allegations. Despite their denials, the WBF Executive voted 10-0
with one abstention (Perroux, the Italian npc) that
Reese/Schapiro were guilty. The evidence was turned over to the
British Bridge League and Great Britain conceded all their
matches in the championship.
After seeing the WBF report, the BBL set up an independent
enquiry headed by Sir John Foster, Queen's Counsel, and General
Lord Bourne. After more than ten months' deliberation, the
Foster report found Reese/Schapiro not guilty of cheating. The
reasoning behind this was that there appeared to be little or no
internal technical evidence within the hands and play to suggest
that the pair were profiting from any such signals.
Subsequently, the WBF reaffirmed their verdict made in Buenos
Aires that cheating had occurred. In 1968 the BBL enquired as to
whether a team including Reese/Schapiro would be acceptable at
that year's Olympiad and were told no. Accordingly, Britain did
not send a team. Later that same year the WBF Executive restored
Reese/Schapiro to good standing on the grounds that their three
year ban had been sufficient punishment. Neither, however,
represented Britain again and their domestic appearances
together had also almost come to an end.
Were they cheating? We are unlikely to ever be certain, though
everyone has pretty entrenched views one way or the other. Reese
and Truscott each wrote a book about the affair - reading them
you might think they were discussing two totally different
There are considerable pressures in top-level bridge and
success can bring financial rewards as well as trophies, so some
will always be tempted. The observations of the different ways

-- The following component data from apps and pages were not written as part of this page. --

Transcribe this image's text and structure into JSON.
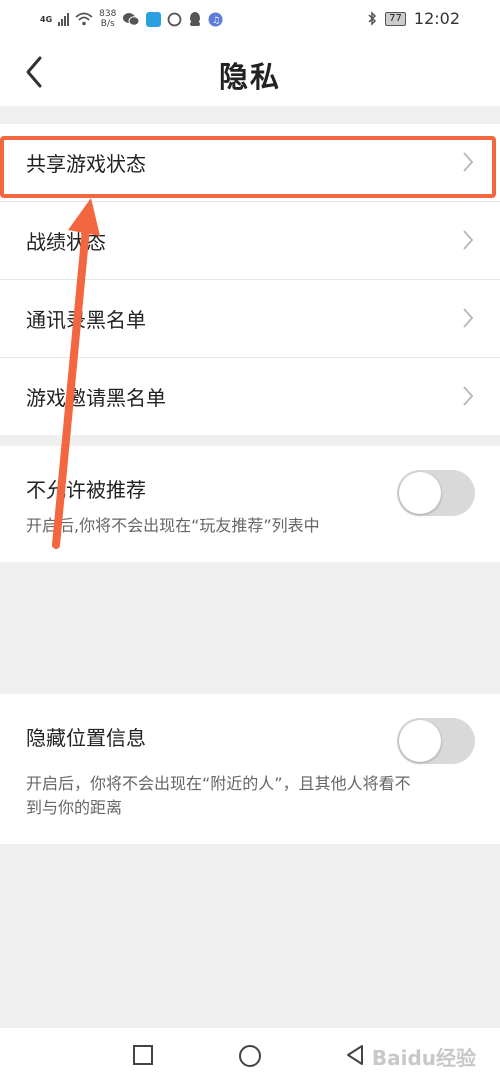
{
  "status_bar": {
    "network": "4G",
    "net_speed_value": "838",
    "net_speed_unit": "B/s",
    "battery": "77",
    "time": "12:02"
  },
  "header": {
    "title": "隐私"
  },
  "menu_rows": [
    {
      "label": "共享游戏状态"
    },
    {
      "label": "战绩状态"
    },
    {
      "label": "通讯录黑名单"
    },
    {
      "label": "游戏邀请黑名单"
    }
  ],
  "toggles": [
    {
      "title": "不允许被推荐",
      "desc": "开启后,你将不会出现在“玩友推荐”列表中",
      "on": false
    },
    {
      "title": "隐藏位置信息",
      "desc": "开启后，你将不会出现在“附近的人”，且其他人将看不到与你的距离",
      "on": false
    }
  ],
  "annotation": {
    "color": "#f2673f"
  },
  "watermark": "Baidu经验"
}
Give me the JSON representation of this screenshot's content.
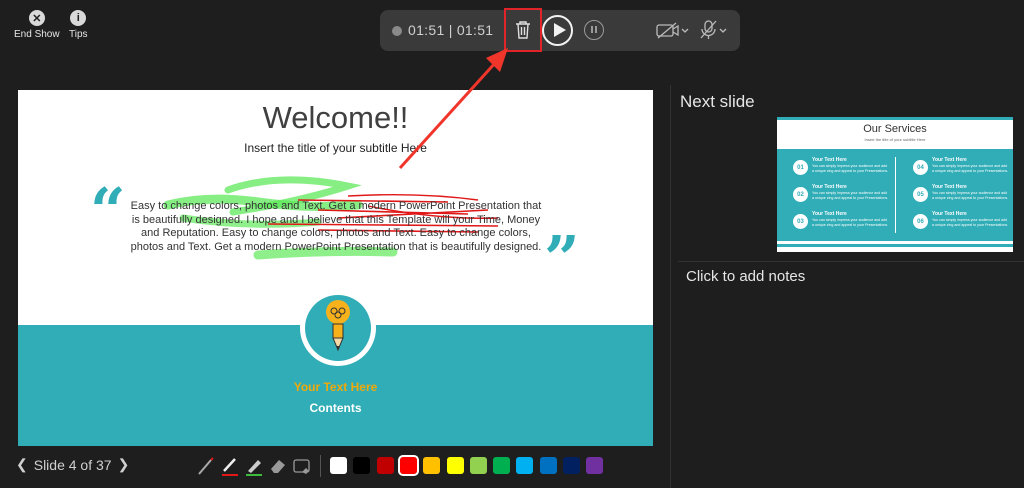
{
  "top_left": {
    "end_show_label": "End Show",
    "end_show_icon": "close-circle-icon",
    "tips_label": "Tips",
    "tips_icon": "info-circle-icon"
  },
  "toolbar": {
    "timer": "01:51 | 01:51",
    "icons": [
      "record-indicator-icon",
      "trash-icon",
      "play-icon",
      "pause-icon",
      "camera-off-icon",
      "microphone-off-icon"
    ]
  },
  "slide": {
    "title": "Welcome!!",
    "subtitle": "Insert the title of your subtitle Here",
    "body": "Easy to change colors, photos and Text. Get a modern PowerPoint  Presentation that is beautifully designed. I hope and I believe that this Template will your Time, Money and Reputation. Easy to change colors, photos and Text. Easy to change colors, photos and Text. Get a modern PowerPoint  Presentation that is beautifully designed.",
    "quote_open": "“",
    "quote_close": "”",
    "your_text": "Your Text  Here",
    "contents": "Contents",
    "colors": {
      "teal": "#30adb6",
      "orange": "#f0a90a"
    }
  },
  "bottom": {
    "prev_icon": "❮",
    "slide_label": "Slide 4 of 37",
    "next_icon": "❯",
    "tools": [
      "laser-pointer-icon",
      "pen-icon",
      "highlighter-icon",
      "eraser-icon",
      "erase-all-icon"
    ],
    "swatches": [
      "#ffffff",
      "#000000",
      "#c00000",
      "#ff0000",
      "#ffc000",
      "#ffff00",
      "#92d050",
      "#00b050",
      "#00b0f0",
      "#0070c0",
      "#002060",
      "#7030a0"
    ],
    "selected_swatch": 3
  },
  "right": {
    "next_slide_label": "Next slide",
    "next_slide": {
      "title": "Our Services",
      "subtitle": "Insert the title of your subtitle Here",
      "items": [
        {
          "num": "01",
          "heading": "Your Text  Here",
          "desc": "You can simply impress your audience and add a unique zing and appeal to your Presentations."
        },
        {
          "num": "02",
          "heading": "Your Text  Here",
          "desc": "You can simply impress your audience and add a unique zing and appeal to your Presentations."
        },
        {
          "num": "03",
          "heading": "Your Text  Here",
          "desc": "You can simply impress your audience and add a unique zing and appeal to your Presentations."
        },
        {
          "num": "04",
          "heading": "Your Text  Here",
          "desc": "You can simply impress your audience and add a unique zing and appeal to your Presentations."
        },
        {
          "num": "05",
          "heading": "Your Text  Here",
          "desc": "You can simply impress your audience and add a unique zing and appeal to your Presentations."
        },
        {
          "num": "06",
          "heading": "Your Text  Here",
          "desc": "You can simply impress your audience and add a unique zing and appeal to your Presentations."
        }
      ]
    },
    "notes_placeholder": "Click to add notes"
  },
  "annotation": {
    "arrow_color": "#f0352b",
    "highlight_box_color": "#e0242a"
  }
}
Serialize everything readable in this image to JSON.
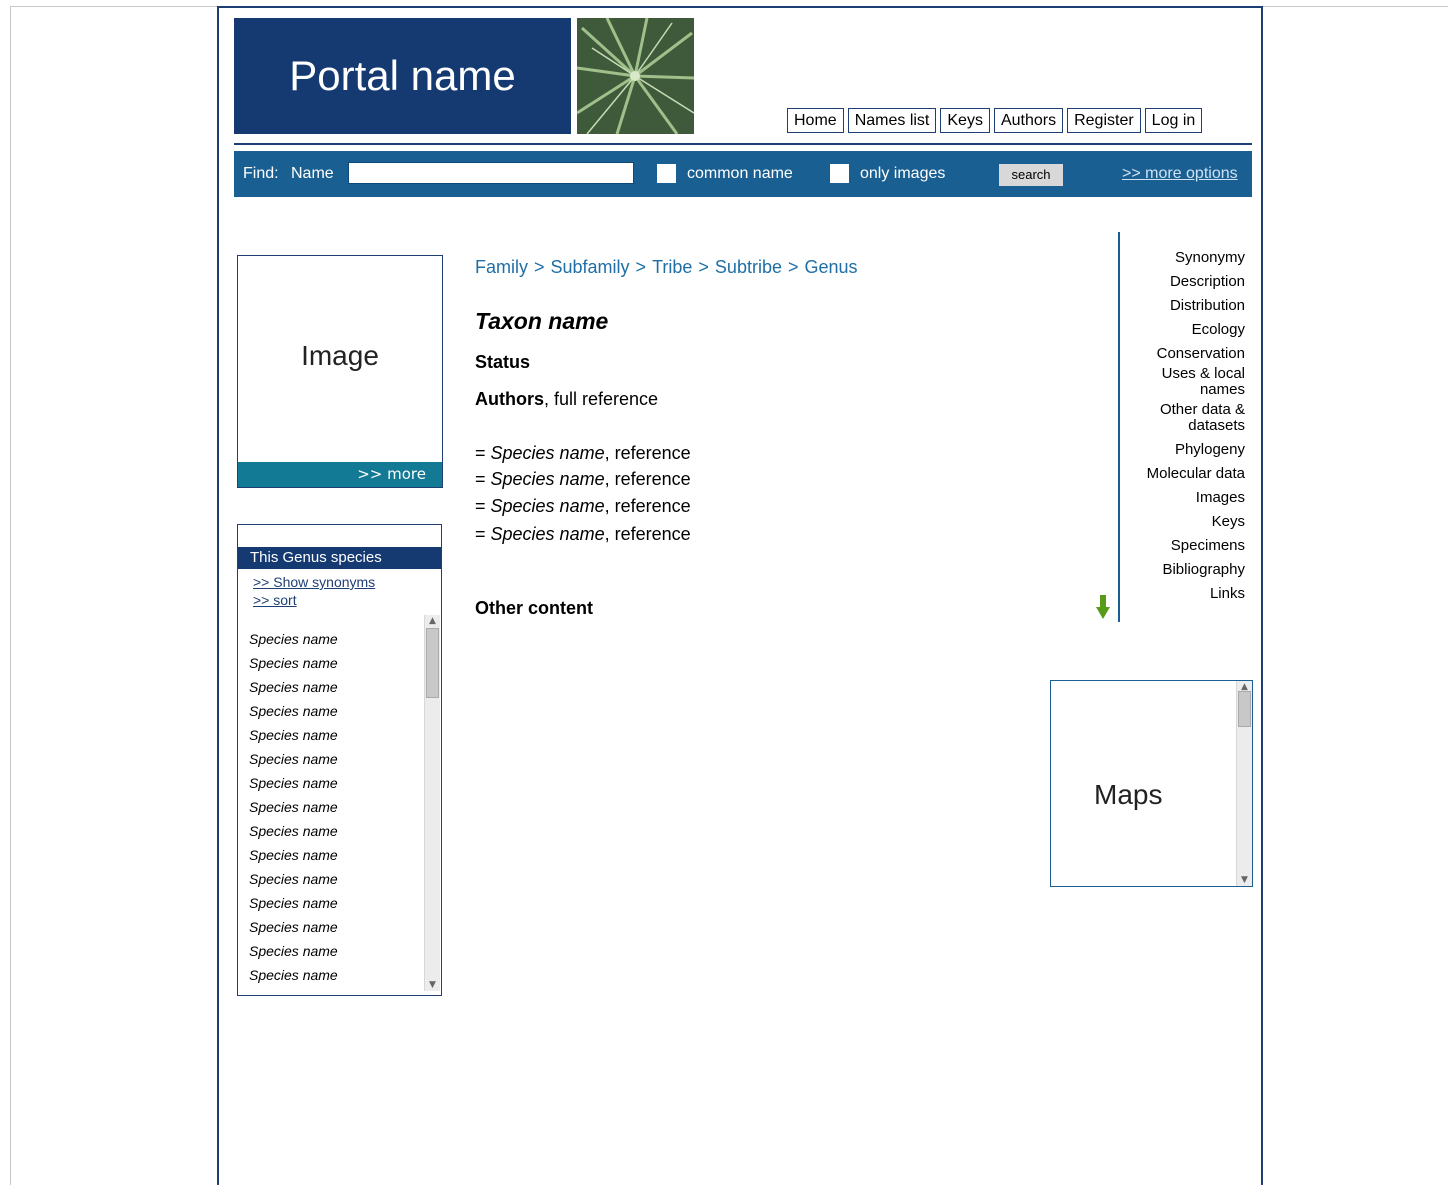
{
  "header": {
    "portal_name": "Portal name",
    "nav": [
      "Home",
      "Names list",
      "Keys",
      "Authors",
      "Register",
      "Log in"
    ]
  },
  "find_bar": {
    "find_label": "Find:",
    "name_label": "Name",
    "name_value": "",
    "common_name_label": "common name",
    "only_images_label": "only images",
    "search_button": "search",
    "more_options": ">> more options"
  },
  "image_box": {
    "label": "Image",
    "more": ">> more"
  },
  "species_panel": {
    "title": "This Genus species",
    "show_synonyms": ">> Show synonyms",
    "sort": ">> sort",
    "items": [
      "Species name",
      "Species name",
      "Species name",
      "Species name",
      "Species name",
      "Species name",
      "Species name",
      "Species name",
      "Species name",
      "Species name",
      "Species name",
      "Species name",
      "Species name",
      "Species name",
      "Species name"
    ]
  },
  "breadcrumb": [
    "Family",
    "Subfamily",
    "Tribe",
    "Subtribe",
    "Genus"
  ],
  "breadcrumb_sep": ">",
  "taxon": {
    "name": "Taxon name",
    "status": "Status",
    "authors": "Authors",
    "reference": ", full reference"
  },
  "synonyms": [
    {
      "prefix": "= ",
      "name": "Species name",
      "ref": ", reference"
    },
    {
      "prefix": "= ",
      "name": "Species name",
      "ref": ", reference"
    },
    {
      "prefix": "= ",
      "name": "Species name",
      "ref": ", reference"
    },
    {
      "prefix": "= ",
      "name": "Species name",
      "ref": ", reference"
    }
  ],
  "other_content": "Other content",
  "right_nav": [
    "Synonymy",
    "Description",
    "Distribution",
    "Ecology",
    "Conservation",
    "Uses & local names",
    "Other data & datasets",
    "Phylogeny",
    "Molecular data",
    "Images",
    "Keys",
    "Specimens",
    "Bibliography",
    "Links"
  ],
  "maps_box": {
    "label": "Maps"
  },
  "colors": {
    "brand_navy": "#153a72",
    "bar_blue": "#1a5f92",
    "teal": "#127a95",
    "link_blue": "#1f6fa6",
    "arrow_green": "#5a9a1a"
  }
}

of holding cards are significant and if there was a correlation
with the number of hearts held it looks damning, and yet there
is so much more useful information that could be passed once a
pair decides to cheat, so why choose the number of hearts in the
10 7 6 2
© A 6
¨ K J 10 5
§ 10 7 3
© K J 7
¨ 9 6 4 2
§ K Q J 8
Q 8 3
© Q 10 4 3 2
¨ 8 3
§ 6 4 2
A K 9 4
© 9 8 5
¨ A Q 7
§ A 9 5
My Reese hand is a beautiful example of a psychological ploy
to give an extra chance of making a contract.
Reese played 4ª
on the lead of §K.
He ducked but won the club continuation, then cashed the ace and
king of spades and the ace of diamonds. If the hand with the
master trump also holds three or more diamonds the contract
makes legitimately, but we can see that on the actual layout
East can ruff the third diamond and lead a club to defeat the
Terence found a way to pull the wool over the eyes of the
poor East player. After the ¨A
he led ¨7 to the
king then played ¨10
off the table as though hoping to take a ruffing finesse to
establish a diamond trick. East fell for it, discarding. Winning
the ¨Q, Reese wasted
no time in crossing to ©A
to pitch his losing club on the ¨J
and made his 'impossible' contract.
It is true that if East/West play length
signals East should know how many diamonds declarer has and
therefore know to ruff the third diamond, but it is a lot easier
to say that than it is to actually do it at the table. None of
us are used to playing against such tricky opponents.